Gerry Adams says next Sinn Féin leader will not be anointed

Party president announces he will stand aside in 2018 after 34 years as head of party

Sinn Fein's Gerry Adams said on Saturday (November 18) he will step down as party leader in 2018.

 

Sinn Féin president Gerry Adams has insisted his successor will not be anointed internally and a democratic process will take place.

Mr Adams confirmed on Saturday night his decision to stand aside as party president next year after 34 years.

Speaking on RTE’s The Week In Politics on Sunday, Mr Adams said the ardfheis will decide who replaces him in a fully transparent way.

Mr Adams told the ardfheis he will ask the ard comhairle of the party to hold an extraordinary ardfheis next year to replace him as president.

He also confirmed he will not stand for re-election for the Dáil.

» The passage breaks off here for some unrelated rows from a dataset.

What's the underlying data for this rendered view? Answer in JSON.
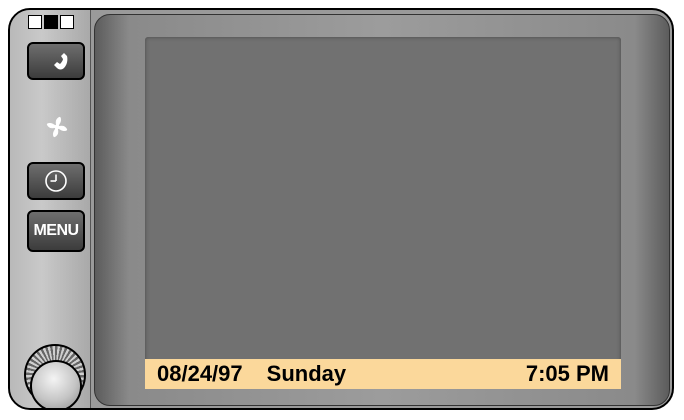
{
  "swatches": [
    {
      "color": "#ffffff"
    },
    {
      "color": "#000000"
    },
    {
      "color": "#ffffff"
    }
  ],
  "controls": {
    "phone_icon": "phone-icon",
    "fan_icon": "fan-icon",
    "clock_icon": "clock-icon",
    "menu_label": "MENU",
    "knob_icon": "rotary-knob"
  },
  "status": {
    "date": "08/24/97",
    "day": "Sunday",
    "time": "7:05 PM",
    "bar_color": "#fbd89b"
  },
  "colors": {
    "screen": "#717171",
    "bezel": "#9a9a9a"
  }
}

Mr Adams received a standing ovation as he confirmed his departure at the party’s ardfheis in the RDS in Dublin on Saturday night.

Mr Adams also confirmed Martin Ferris will not stand for re-election for the Dáil either.

Speaking to members, the 69-year-old said he was first elected president of the party in 1983 at a time when the “war was raging” in Northern Ireland.

He remembered his first speech as president when he advised members not to stand on the sidelines. That message remains today, Mr Adams said.

“I have always seen myself as a team player and a team builder,” he said.

“I have complete confidence in the leaders we elected this weekend and in the next generation of leaders.

“I want to thank everyone who has welcomed me into their homes and communities, and who have made me part of countless campaigns, countless elections and countless negotiations.”

The ard comhairle will meet within the next two weeks to decide for the special ard fheis and the process for his replacement.

He been president of Sinn Féin for 34 years and a leading figure in the party.

Mr Adams was first elected as leader in 1983 at the Sinn Féin ardfheis in the Mansion House.

Last night, he was re-elected to the position for the last time.

Last year, Mr Adams confirmed he and the late Martin McGuinness had agreed an exit plan. Mr McGuinness died in March.

Michelle O’Neill replaced Mr McGuinness as leader in the North and it is widely expected Mary Lou McDonald will replace Mr Adams.

Mr Adams was elected as a TD for Louth in the 2011 general election and received the largest vote in that election.

Earlier, the party passed a motion agreeing to hold a special ardfheis three months after Mr Adams stands aside.

Seven days’ notice must be given to all members, who must then select delegates to vote at the extraordinary ardfheis.

Mr Adams also told delegates a referendum on Irish unity must take place within the next five years.